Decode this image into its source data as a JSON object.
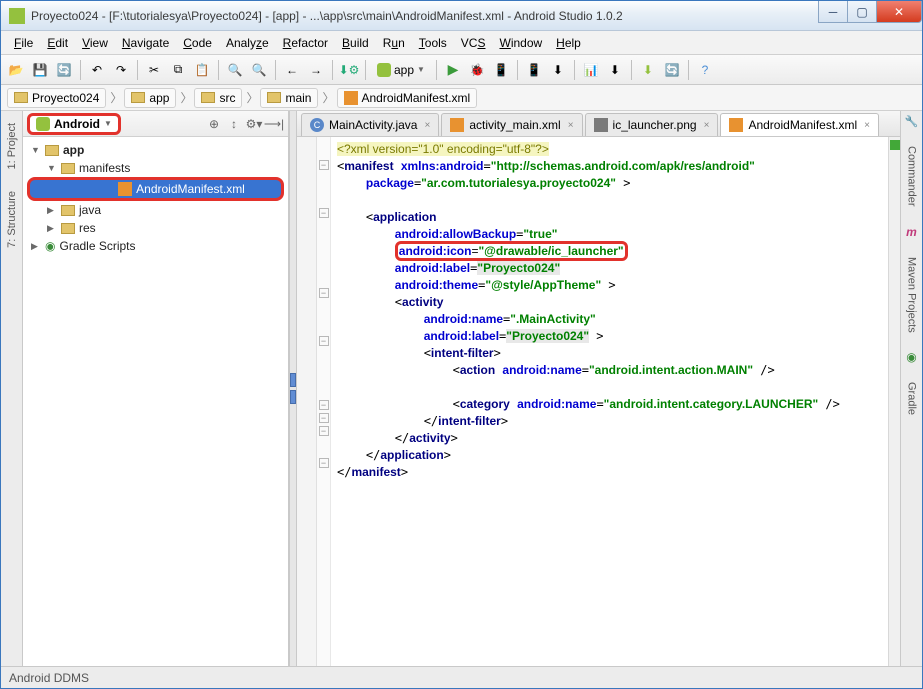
{
  "window": {
    "title": "Proyecto024 - [F:\\tutorialesya\\Proyecto024] - [app] - ...\\app\\src\\main\\AndroidManifest.xml - Android Studio 1.0.2"
  },
  "menu": {
    "file": "File",
    "edit": "Edit",
    "view": "View",
    "navigate": "Navigate",
    "code": "Code",
    "analyze": "Analyze",
    "refactor": "Refactor",
    "build": "Build",
    "run": "Run",
    "tools": "Tools",
    "vcs": "VCS",
    "window": "Window",
    "help": "Help"
  },
  "toolbar": {
    "module": "app"
  },
  "breadcrumbs": [
    {
      "label": "Proyecto024",
      "icon": "folder"
    },
    {
      "label": "app",
      "icon": "folder"
    },
    {
      "label": "src",
      "icon": "folder"
    },
    {
      "label": "main",
      "icon": "folder"
    },
    {
      "label": "AndroidManifest.xml",
      "icon": "xml"
    }
  ],
  "project_dropdown": "Android",
  "tree": {
    "root": "app",
    "manifests": "manifests",
    "manifest_file": "AndroidManifest.xml",
    "java": "java",
    "res": "res",
    "gradle": "Gradle Scripts"
  },
  "editor_tabs": [
    {
      "label": "MainActivity.java",
      "icon": "java",
      "active": false
    },
    {
      "label": "activity_main.xml",
      "icon": "xml",
      "active": false
    },
    {
      "label": "ic_launcher.png",
      "icon": "png",
      "active": false
    },
    {
      "label": "AndroidManifest.xml",
      "icon": "xml",
      "active": true
    }
  ],
  "left_tabs": [
    "1: Project",
    "7: Structure"
  ],
  "right_tabs": [
    "Commander",
    "Maven Projects",
    "Gradle"
  ],
  "status": "Android DDMS",
  "xml": {
    "decl": "<?xml version=\"1.0\" encoding=\"utf-8\"?>",
    "manifest_open": "manifest",
    "xmlns_attr": "xmlns:android",
    "xmlns_val": "\"http://schemas.android.com/apk/res/android\"",
    "package_attr": "package",
    "package_val": "\"ar.com.tutorialesya.proyecto024\"",
    "app": "application",
    "allowBackup_attr": "android:allowBackup",
    "allowBackup_val": "\"true\"",
    "icon_attr": "android:icon",
    "icon_val": "\"@drawable/ic_launcher\"",
    "label_attr": "android:label",
    "label_val": "\"Proyecto024\"",
    "theme_attr": "android:theme",
    "theme_val": "\"@style/AppTheme\"",
    "activity": "activity",
    "act_name_attr": "android:name",
    "act_name_val": "\".MainActivity\"",
    "act_label_attr": "android:label",
    "act_label_val": "\"Proyecto024\"",
    "intent_filter": "intent-filter",
    "action": "action",
    "action_name_attr": "android:name",
    "action_name_val": "\"android.intent.action.MAIN\"",
    "category": "category",
    "cat_name_attr": "android:name",
    "cat_name_val": "\"android.intent.category.LAUNCHER\"",
    "manifest_close": "manifest"
  }
}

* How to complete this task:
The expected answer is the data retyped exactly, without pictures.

* Response to this task:
Decode this image into its source data as a JSON object.
{
  "window": {
    "title": "Proyecto024 - [F:\\tutorialesya\\Proyecto024] - [app] - ...\\app\\src\\main\\AndroidManifest.xml - Android Studio 1.0.2"
  },
  "menu": {
    "file": "File",
    "edit": "Edit",
    "view": "View",
    "navigate": "Navigate",
    "code": "Code",
    "analyze": "Analyze",
    "refactor": "Refactor",
    "build": "Build",
    "run": "Run",
    "tools": "Tools",
    "vcs": "VCS",
    "window": "Window",
    "help": "Help"
  },
  "toolbar": {
    "module": "app"
  },
  "breadcrumbs": [
    {
      "label": "Proyecto024",
      "icon": "folder"
    },
    {
      "label": "app",
      "icon": "folder"
    },
    {
      "label": "src",
      "icon": "folder"
    },
    {
      "label": "main",
      "icon": "folder"
    },
    {
      "label": "AndroidManifest.xml",
      "icon": "xml"
    }
  ],
  "project_dropdown": "Android",
  "tree": {
    "root": "app",
    "manifests": "manifests",
    "manifest_file": "AndroidManifest.xml",
    "java": "java",
    "res": "res",
    "gradle": "Gradle Scripts"
  },
  "editor_tabs": [
    {
      "label": "MainActivity.java",
      "icon": "java",
      "active": false
    },
    {
      "label": "activity_main.xml",
      "icon": "xml",
      "active": false
    },
    {
      "label": "ic_launcher.png",
      "icon": "png",
      "active": false
    },
    {
      "label": "AndroidManifest.xml",
      "icon": "xml",
      "active": true
    }
  ],
  "left_tabs": [
    "1: Project",
    "7: Structure"
  ],
  "right_tabs": [
    "Commander",
    "Maven Projects",
    "Gradle"
  ],
  "status": "Android DDMS",
  "xml": {
    "decl": "<?xml version=\"1.0\" encoding=\"utf-8\"?>",
    "manifest_open": "manifest",
    "xmlns_attr": "xmlns:android",
    "xmlns_val": "\"http://schemas.android.com/apk/res/android\"",
    "package_attr": "package",
    "package_val": "\"ar.com.tutorialesya.proyecto024\"",
    "app": "application",
    "allowBackup_attr": "android:allowBackup",
    "allowBackup_val": "\"true\"",
    "icon_attr": "android:icon",
    "icon_val": "\"@drawable/ic_launcher\"",
    "label_attr": "android:label",
    "label_val": "\"Proyecto024\"",
    "theme_attr": "android:theme",
    "theme_val": "\"@style/AppTheme\"",
    "activity": "activity",
    "act_name_attr": "android:name",
    "act_name_val": "\".MainActivity\"",
    "act_label_attr": "android:label",
    "act_label_val": "\"Proyecto024\"",
    "intent_filter": "intent-filter",
    "action": "action",
    "action_name_attr": "android:name",
    "action_name_val": "\"android.intent.action.MAIN\"",
    "category": "category",
    "cat_name_attr": "android:name",
    "cat_name_val": "\"android.intent.category.LAUNCHER\"",
    "manifest_close": "manifest"
  }
}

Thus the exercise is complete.